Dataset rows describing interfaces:
-*-

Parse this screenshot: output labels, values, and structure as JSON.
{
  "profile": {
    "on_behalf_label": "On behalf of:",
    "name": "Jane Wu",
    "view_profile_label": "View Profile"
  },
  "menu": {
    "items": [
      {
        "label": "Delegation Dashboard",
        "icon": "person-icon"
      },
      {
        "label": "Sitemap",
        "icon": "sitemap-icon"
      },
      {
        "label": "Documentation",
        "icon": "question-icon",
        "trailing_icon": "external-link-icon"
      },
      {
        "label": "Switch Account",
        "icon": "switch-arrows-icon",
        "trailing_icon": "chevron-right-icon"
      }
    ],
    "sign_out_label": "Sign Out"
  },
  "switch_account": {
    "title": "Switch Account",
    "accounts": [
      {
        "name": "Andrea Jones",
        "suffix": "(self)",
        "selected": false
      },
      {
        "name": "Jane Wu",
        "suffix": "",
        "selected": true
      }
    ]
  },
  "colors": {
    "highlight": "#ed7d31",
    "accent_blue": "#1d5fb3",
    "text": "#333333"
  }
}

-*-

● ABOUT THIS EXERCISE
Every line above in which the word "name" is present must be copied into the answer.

● WRITTEN SOLUTION
    "name": "Jane Wu",
        "name": "Andrea Jones",
        "name": "Jane Wu",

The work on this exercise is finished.